Tim Bates is a creator of minimalist lighting pieces derived from his fascination with architecture, theatre and empty space. He uses raw, unglazed clay enhanced with gold and sometimes graphite in brutalist designs to create atmospheric pieces that suggest shadows and mystery. Each piece is unique, understated with a subtle theatricality. Tim divides his time between urban Brighton where he teaches art, and his home in rural Brittany.
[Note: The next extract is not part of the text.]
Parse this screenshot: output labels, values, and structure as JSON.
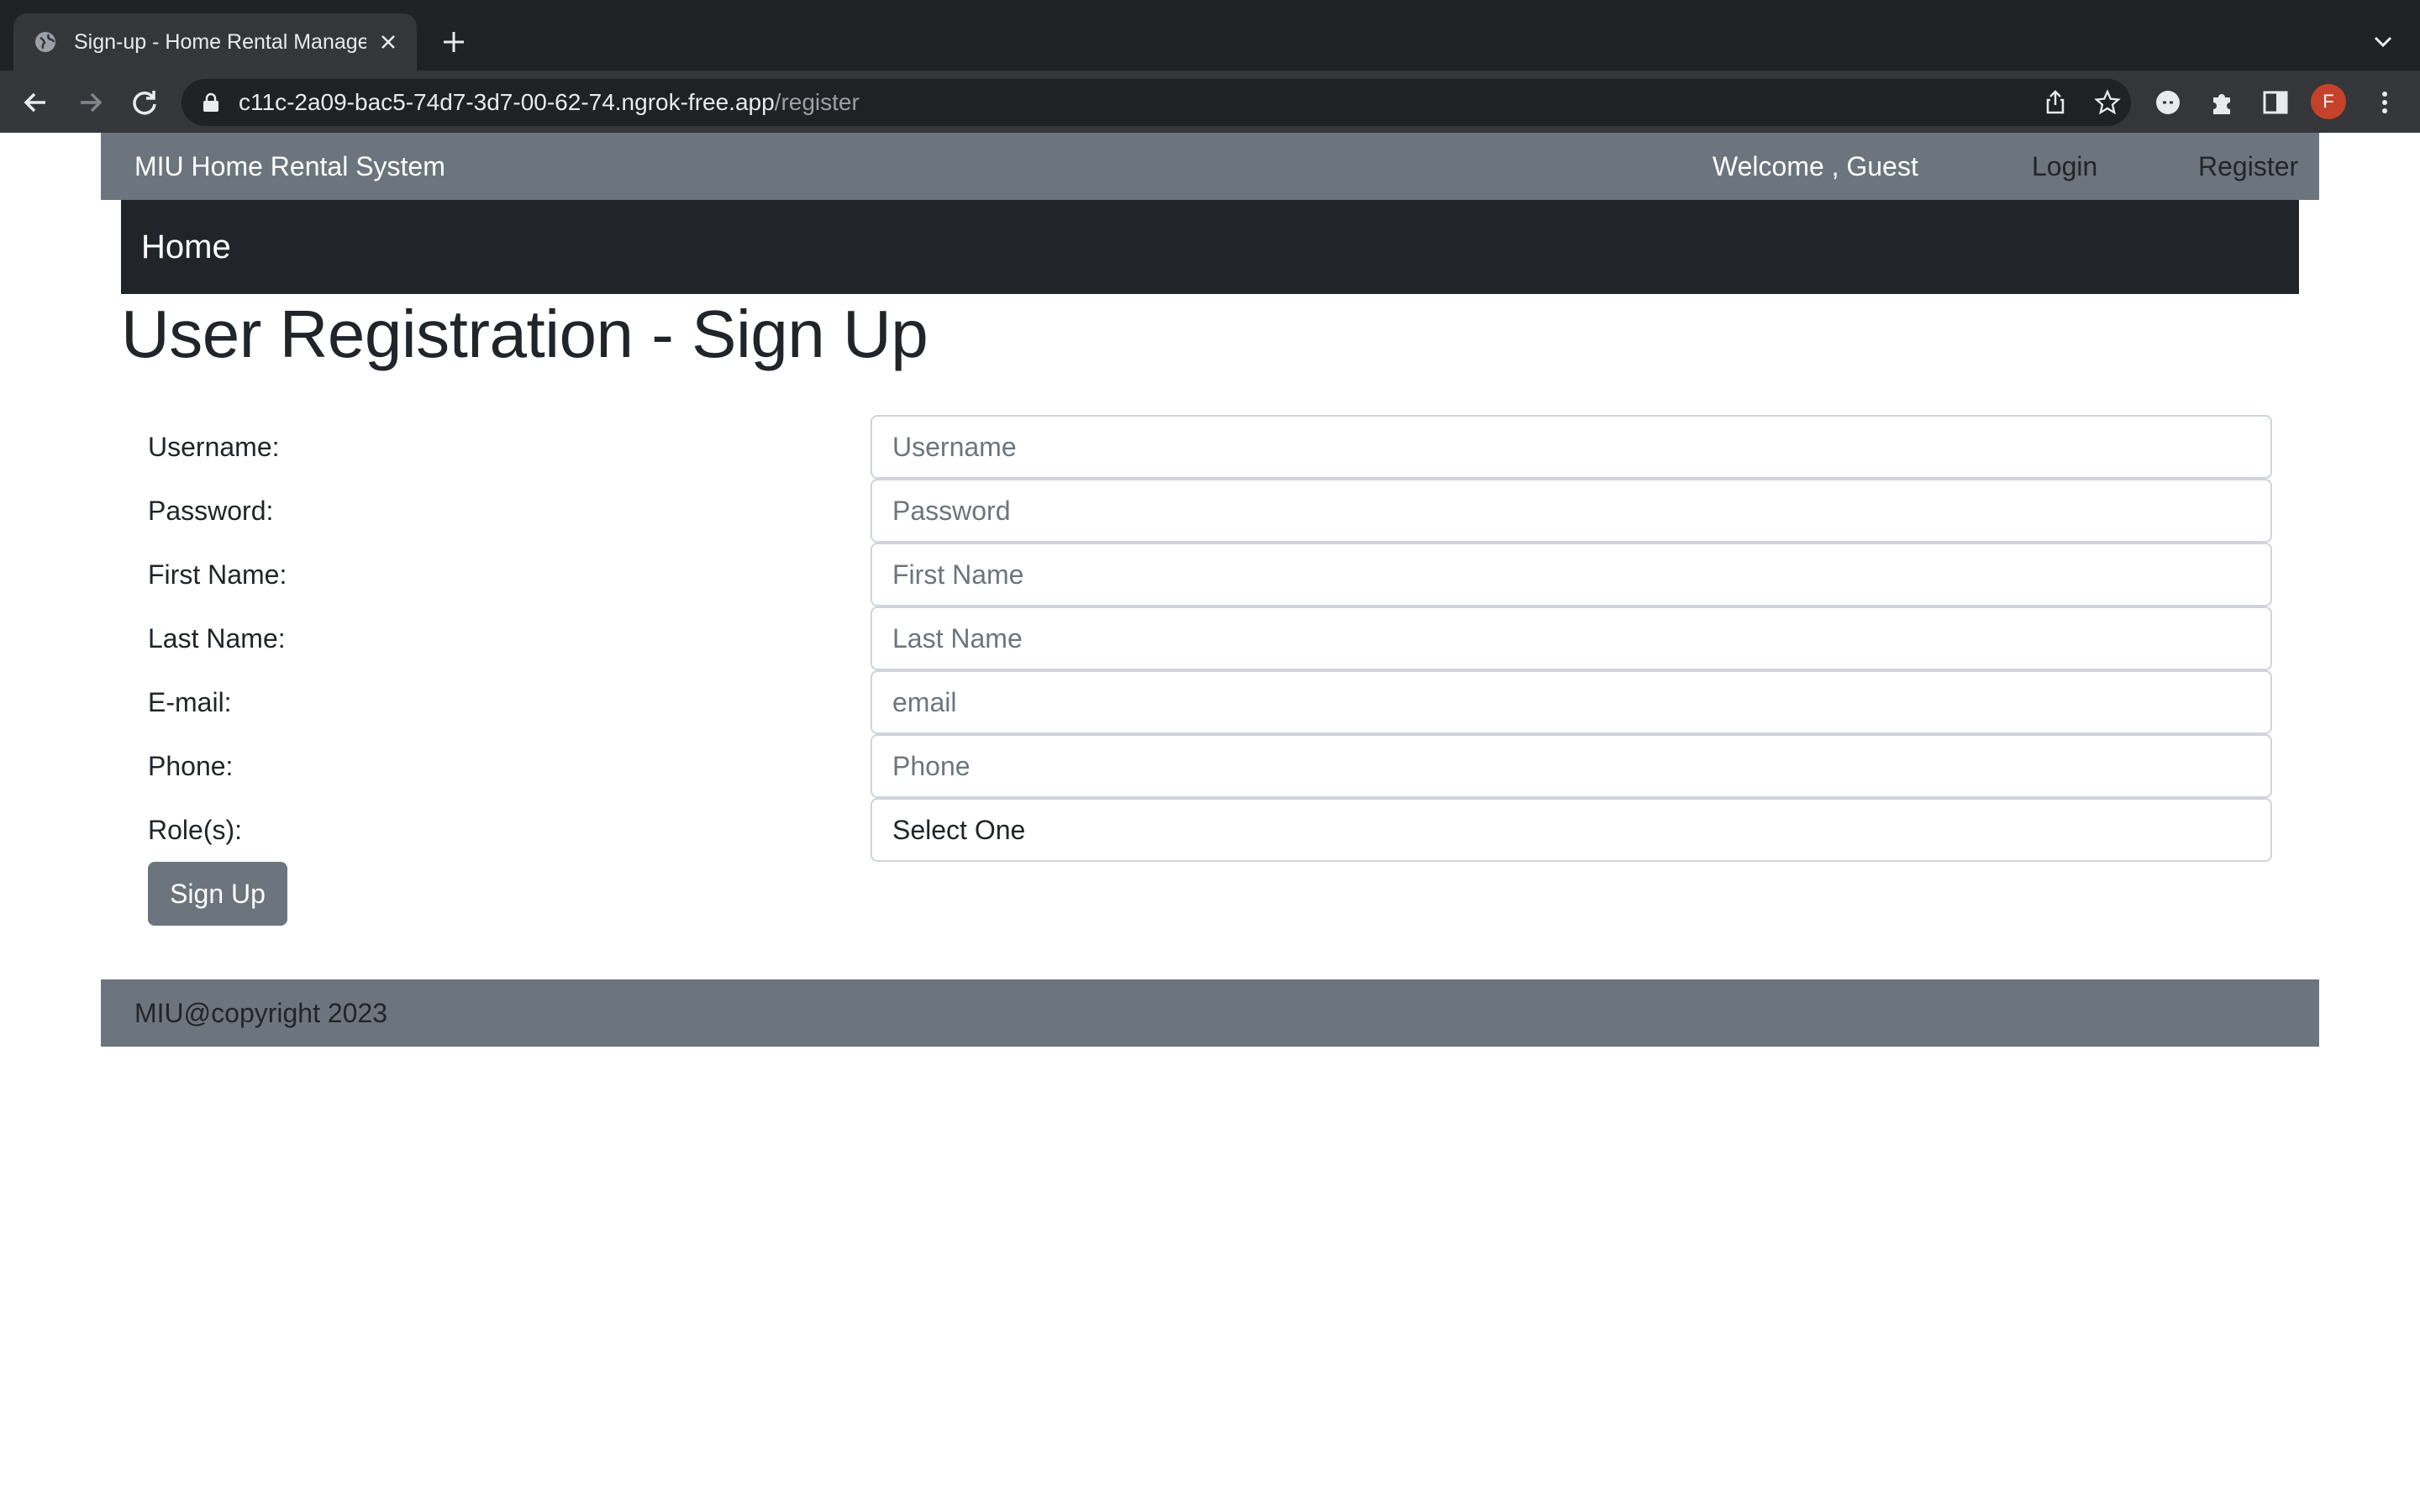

We asked him to tell us more about his sculptural lighting work
Who, if anyone, do you have in you have in mind when you create your work?
I don’t have a specific ‘target’ audience, but I imagine the person I am making for having similar interests to me – Architecture, small spaces, Brutalism, storytelling, theatre set design…
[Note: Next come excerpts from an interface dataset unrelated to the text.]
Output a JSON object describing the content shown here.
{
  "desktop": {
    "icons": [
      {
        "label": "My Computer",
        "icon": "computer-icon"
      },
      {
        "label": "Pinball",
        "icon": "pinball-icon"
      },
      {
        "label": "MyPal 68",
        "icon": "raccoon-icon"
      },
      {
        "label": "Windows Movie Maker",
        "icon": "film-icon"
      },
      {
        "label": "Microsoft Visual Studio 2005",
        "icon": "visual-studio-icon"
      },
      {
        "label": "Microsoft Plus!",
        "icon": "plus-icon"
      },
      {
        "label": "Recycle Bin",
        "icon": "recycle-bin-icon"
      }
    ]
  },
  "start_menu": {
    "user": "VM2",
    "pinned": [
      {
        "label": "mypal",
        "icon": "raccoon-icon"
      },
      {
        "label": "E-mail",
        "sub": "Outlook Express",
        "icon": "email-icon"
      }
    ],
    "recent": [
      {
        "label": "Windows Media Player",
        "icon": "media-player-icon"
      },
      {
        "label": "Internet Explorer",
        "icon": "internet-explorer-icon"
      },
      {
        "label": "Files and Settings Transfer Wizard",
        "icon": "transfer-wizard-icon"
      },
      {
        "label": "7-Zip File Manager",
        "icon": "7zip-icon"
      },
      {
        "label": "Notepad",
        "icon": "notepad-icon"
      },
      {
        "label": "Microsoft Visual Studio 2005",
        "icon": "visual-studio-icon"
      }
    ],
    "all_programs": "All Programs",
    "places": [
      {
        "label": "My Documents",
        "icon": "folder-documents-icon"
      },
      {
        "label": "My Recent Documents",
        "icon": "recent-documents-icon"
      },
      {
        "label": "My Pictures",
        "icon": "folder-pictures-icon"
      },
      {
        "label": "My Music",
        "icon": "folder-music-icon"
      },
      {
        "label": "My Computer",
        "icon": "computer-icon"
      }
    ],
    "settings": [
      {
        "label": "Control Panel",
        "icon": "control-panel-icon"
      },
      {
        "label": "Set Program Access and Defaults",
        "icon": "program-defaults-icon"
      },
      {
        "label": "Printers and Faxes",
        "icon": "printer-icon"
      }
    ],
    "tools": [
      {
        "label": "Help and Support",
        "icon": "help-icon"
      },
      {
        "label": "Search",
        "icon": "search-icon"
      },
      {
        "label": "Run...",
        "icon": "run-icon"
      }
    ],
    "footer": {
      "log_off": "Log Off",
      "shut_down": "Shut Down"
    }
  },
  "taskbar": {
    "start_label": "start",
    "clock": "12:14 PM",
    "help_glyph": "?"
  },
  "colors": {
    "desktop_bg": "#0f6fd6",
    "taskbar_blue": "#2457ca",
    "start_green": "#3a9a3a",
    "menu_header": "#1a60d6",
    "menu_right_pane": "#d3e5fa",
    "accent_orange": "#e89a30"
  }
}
What do people say when they see your work?
People often talk about what they imagine happening in the little spaces that are created, and how the light falls in them, giving the space a sense of wonder and a certain atmosphere.
How does your art make them feel?
The light given off by the work is ambient – giving a soothing, often mysterious, glow to the otherwise often quite harsh sculpture itself
What do you think motivates people to buy your art?
My pieces are accessible – ‘understandable’ and I would hope that people can easily imagine them fitting into a domestic setting
What makes your art different, special, irresistible?
I have never come across any work that is similar to mine and this is often what draws people to the work – its unique qualities. I would say my signature style is above all architectural
Who have you sold your artwork to?
My work is often considered quite ‘male’ oriented and people have often bought for husbands or male partners although I continue to sell to a variety of people. My clients appreciate the idea of art in a domestic interior setting where light, form, texture and materials are all key.
Who responds to your work and why do you think they connect with what you make?
People often connect to my work when they are drawn to the possible stories that empty spaces convey. Some like the brutal, architectural simplicity and respond to this aspect
Why did you choose the materials you work with?
Clay is what I am drawn to and it does what I want it to. I have often thought about translating the work with other materials – wood, metal etc., but none will do what I want in terms of forming slight imperfections and texture
Have you invented any of the techniques you use?
I do push the materials to a less obvious, conventional conclusion which results in crisp, sharp edges and corners rarely associated with clay work. More traditional potters have often admired this aspect of my work
Have you won any Awards or other accolades?
Many years ago, I won a European Ceramic Design Award and was shortlisted for the NatWest Prize for Art. There have been several articles written about myself and my work over the years